Finding a pathway from crisis to stability requires more than a new home, a sober lifestyle, or furniture. We know this well at CARITAS as we help guide our neighbors toward life-long self sufficiency. During the short time residents are with us, our case managers work to connect our residents to a variety of resources outside of our programs, including healthcare.
“CARITAS serves the community members hit hardest by crisis,” said Allie Cornell, Senior Shelter Program Clinician.
For this reason, the Department of Medical Services (DMAS) reached out to partner with CARITAS as Medicaid expansion takes effect. Close to 400,000 adults are now eligible for new coverage options.
“We knew expansion would really impact the clients of CARITAS,” said Sarah Samick, DMAS Regulatory Coordinator and CARITAS volunteer. “They really meet the criteria that expansion would help in particular.”
Samick is leading an effort to pilot an initiative to register eligible adults at nonprofit agencies. As a volunteer, she knew the mission of CARITAS and, along with her team, chose to pilot the application concept at CARITAS. During the first week in December 2018, DMAS staff hosted application events at two of CARITAS’s locations. They helped register nearly 140 residents.
“The Medicaid changes open up a lot of services for our clients, not just health care, but other supportive services,” Cornell said.
This first week was such a success, the staff is coming back again.
“The partnership between DMAS and CARITAS exemplifies our agency’s mission to improve the health and well being of Virginians through access to quality healthcare coverage,” says Matthew Harrison of DMAS.
As DMAS staff assists residents of the program with the application process, they also teach case managers how to aid clients with the CommonHelp application, which can be found here: https://commonhelp.virginia.gov. The goal for DMAS, says Samick, is to replicate these application events with other community partners throughout the Commonwealth in 2019.
“Another benefit we didn’t expect is the ability to interact with and learn more about the people impacted by Medicaid Expansion,” Samick said. “We’re even more excited to help more people now.”
Updates to the state’s policies on Medicaid eligibility have been announced alongside other initiatives and efforts to combat the opiate epidemic. At The Healing Place, CARITAS offers a long-term peer-driven residential recovery program for men. Newly opened medication assisted treatment centers will provide recovery options that are covered through the new Medicaid expansion.

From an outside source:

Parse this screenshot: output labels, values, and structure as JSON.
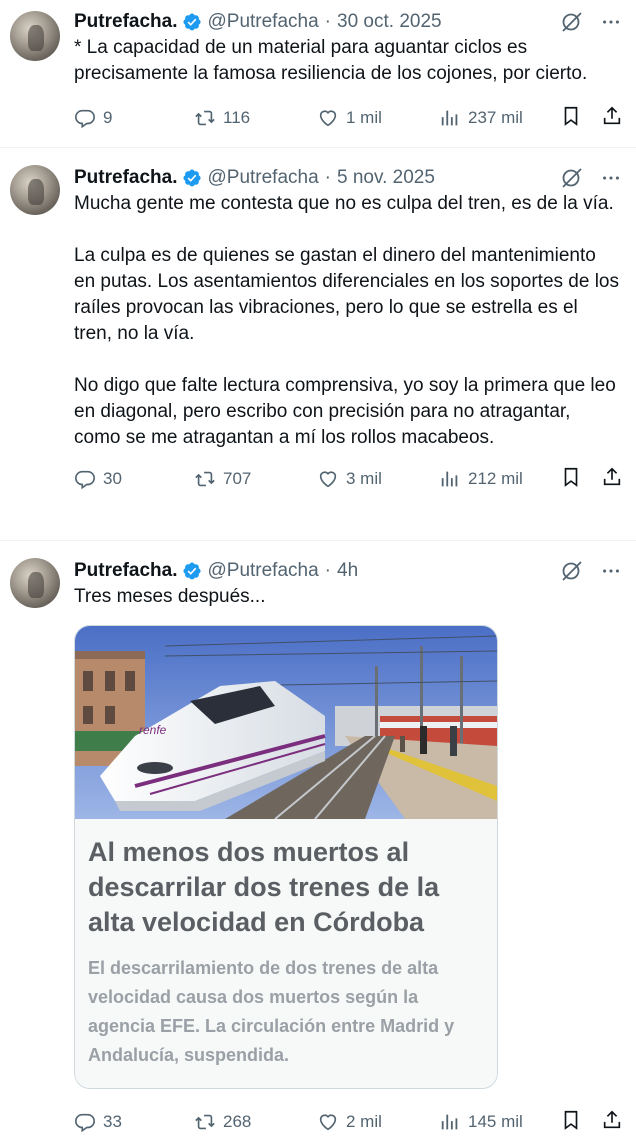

While these interventions may work well for some, The Healing Place model is a non-medical approach that works for people who have tried many other options. The Healing Place also forges pathways to sobriety for individuals addicted to substances other than opiates including alcohol and cocaine.
“A strong support system of people and resources is vital to any person’s success in recovery,” said CARITAS CEO Karen Stanley. “As the challenge of addiction evolves, so do we and we’re excited to have partners like DMAS working with us.”
Alongside the Medicaid expansion, and in the spirit of reaching more people, The Healing Place will extend its services at no cost to residents beyond the Greater Richmond Area. CARITAS remains client-focused and hopes to reach even more people who are struggling with the disease of addiction
For more information about CARITAS, please visit www.caritasva.org.
To learn more about Medicaid expansion, please visit coverva.org.